As Lucinda, Lia Mortensen, one of Chicago’s finest and most exciting actresses, creates the most interesting and captivating character in this production. She’s attractive, bright and breezy. Her dependency on cigarettes and booze makes her character likably amusing, outspoken and easily approachable. Ms. Mortensen creates a sexy, motivated woman who, despite her own problems, sensitively accompanies her daughter on her emotional journey and, along the way, learns a few startling, new things about herself.
Keeping this production intimate was a wise decision. Bathsheba Doran’s latest comic drama could’ve easily been staged with more grandeur and technical hoopla, but Marti Lyons understands that this episodic play is basically a story of the heart. She’s directed her production with a simplicity that focuses on the shifting souls of her characters. It’s a play about people who, like all of us, are continually changing. This two-hour play, which sports nudity, adult language and situations, shows life in a constant state of flux. The story sometimes feels melodramatic, but it’s always engaging and entertaining. Doran proves once again that nothing is as fascinating as the human animal and as constant as change.
Reviewed by Colin Douglas
Presented April 12-July 9 on the Gillian Stage by Writers Theatre, 325 Tudor Court, Glencoe, IL.
Tickets are available by in person at the box office, by calling them at 847-242-6000 or by going to www.writerstheatre.org.
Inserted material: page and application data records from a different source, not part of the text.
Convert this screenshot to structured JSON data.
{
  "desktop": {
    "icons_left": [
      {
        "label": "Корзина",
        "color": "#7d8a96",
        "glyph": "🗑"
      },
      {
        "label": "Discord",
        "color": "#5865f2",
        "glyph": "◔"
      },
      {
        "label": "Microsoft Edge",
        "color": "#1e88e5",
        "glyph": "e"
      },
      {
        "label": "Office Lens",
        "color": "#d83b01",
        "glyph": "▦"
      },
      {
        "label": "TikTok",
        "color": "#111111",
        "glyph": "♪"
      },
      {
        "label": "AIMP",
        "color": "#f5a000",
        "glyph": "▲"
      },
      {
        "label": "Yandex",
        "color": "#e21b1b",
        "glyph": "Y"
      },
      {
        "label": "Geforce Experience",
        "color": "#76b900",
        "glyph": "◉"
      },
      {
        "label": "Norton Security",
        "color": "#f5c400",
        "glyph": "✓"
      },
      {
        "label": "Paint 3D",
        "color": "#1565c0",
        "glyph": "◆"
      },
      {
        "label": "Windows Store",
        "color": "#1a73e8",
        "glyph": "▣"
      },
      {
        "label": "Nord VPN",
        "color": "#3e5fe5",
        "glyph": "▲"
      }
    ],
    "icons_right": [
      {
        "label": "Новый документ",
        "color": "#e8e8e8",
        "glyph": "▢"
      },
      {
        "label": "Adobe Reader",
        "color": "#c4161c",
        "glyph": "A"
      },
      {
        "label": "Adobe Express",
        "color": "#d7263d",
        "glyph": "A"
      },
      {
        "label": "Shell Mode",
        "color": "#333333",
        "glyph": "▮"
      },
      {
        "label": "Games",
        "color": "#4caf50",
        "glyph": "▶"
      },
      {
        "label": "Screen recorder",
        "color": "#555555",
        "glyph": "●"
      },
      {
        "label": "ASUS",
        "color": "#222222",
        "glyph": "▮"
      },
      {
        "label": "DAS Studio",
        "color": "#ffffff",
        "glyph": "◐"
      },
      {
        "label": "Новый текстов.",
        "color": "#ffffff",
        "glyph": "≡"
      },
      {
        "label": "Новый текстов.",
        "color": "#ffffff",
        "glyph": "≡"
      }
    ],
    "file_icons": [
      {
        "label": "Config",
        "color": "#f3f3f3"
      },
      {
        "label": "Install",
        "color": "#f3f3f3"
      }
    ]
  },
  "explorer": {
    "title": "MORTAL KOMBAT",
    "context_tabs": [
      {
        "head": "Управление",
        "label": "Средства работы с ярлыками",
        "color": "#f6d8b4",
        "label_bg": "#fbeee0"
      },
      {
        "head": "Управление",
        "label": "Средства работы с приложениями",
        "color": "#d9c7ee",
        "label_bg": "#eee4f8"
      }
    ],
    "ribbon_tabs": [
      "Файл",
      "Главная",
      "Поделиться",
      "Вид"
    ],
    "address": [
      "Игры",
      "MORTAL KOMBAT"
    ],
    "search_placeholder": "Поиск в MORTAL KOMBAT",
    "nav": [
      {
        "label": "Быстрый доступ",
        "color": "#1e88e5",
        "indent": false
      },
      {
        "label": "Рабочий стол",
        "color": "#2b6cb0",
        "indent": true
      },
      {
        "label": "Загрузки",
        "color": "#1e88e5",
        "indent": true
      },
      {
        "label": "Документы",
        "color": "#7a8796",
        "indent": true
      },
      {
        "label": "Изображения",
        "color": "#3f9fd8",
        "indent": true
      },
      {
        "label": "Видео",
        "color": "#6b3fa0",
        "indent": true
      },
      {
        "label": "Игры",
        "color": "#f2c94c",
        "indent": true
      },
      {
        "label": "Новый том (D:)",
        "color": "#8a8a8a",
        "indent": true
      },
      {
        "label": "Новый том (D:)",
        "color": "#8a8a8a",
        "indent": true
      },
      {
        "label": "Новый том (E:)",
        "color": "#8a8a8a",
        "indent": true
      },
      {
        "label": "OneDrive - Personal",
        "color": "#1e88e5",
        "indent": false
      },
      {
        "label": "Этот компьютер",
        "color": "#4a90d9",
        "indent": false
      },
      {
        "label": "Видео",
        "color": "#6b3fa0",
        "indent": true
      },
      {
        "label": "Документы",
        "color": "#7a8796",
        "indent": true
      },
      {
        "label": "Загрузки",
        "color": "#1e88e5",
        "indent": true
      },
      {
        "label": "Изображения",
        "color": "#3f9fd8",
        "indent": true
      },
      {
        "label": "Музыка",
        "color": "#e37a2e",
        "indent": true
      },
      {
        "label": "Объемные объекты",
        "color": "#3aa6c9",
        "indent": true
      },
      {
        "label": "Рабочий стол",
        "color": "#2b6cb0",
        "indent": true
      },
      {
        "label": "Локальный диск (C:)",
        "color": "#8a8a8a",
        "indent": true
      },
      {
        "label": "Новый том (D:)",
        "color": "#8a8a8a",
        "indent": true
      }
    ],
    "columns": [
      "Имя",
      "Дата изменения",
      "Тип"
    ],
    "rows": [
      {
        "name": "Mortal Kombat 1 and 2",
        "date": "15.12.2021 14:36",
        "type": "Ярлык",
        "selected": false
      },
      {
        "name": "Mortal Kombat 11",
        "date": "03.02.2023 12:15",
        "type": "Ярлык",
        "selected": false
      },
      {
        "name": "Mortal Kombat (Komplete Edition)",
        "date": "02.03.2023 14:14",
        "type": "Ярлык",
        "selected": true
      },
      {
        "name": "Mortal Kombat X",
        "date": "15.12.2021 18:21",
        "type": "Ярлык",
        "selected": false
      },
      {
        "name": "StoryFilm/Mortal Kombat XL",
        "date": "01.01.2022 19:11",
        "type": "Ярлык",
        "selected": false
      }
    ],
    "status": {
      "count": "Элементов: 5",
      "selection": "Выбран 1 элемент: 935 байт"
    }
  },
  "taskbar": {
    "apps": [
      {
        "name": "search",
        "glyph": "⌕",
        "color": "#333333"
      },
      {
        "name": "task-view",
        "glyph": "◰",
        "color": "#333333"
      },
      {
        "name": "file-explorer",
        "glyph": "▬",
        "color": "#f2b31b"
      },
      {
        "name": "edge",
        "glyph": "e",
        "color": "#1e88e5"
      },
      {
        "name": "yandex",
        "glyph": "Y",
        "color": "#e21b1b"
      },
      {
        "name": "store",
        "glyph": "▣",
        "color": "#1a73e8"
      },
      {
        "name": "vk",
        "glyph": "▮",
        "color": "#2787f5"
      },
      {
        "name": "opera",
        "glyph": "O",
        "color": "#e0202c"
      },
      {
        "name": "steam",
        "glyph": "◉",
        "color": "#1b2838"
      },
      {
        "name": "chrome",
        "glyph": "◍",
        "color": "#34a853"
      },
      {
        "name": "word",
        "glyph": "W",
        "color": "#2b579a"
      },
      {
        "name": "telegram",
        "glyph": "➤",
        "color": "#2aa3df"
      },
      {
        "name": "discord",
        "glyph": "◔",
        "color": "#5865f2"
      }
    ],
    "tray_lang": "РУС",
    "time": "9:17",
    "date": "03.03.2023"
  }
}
Additional information about this and other area productions can be found by visiting www.theatreinchicago.com.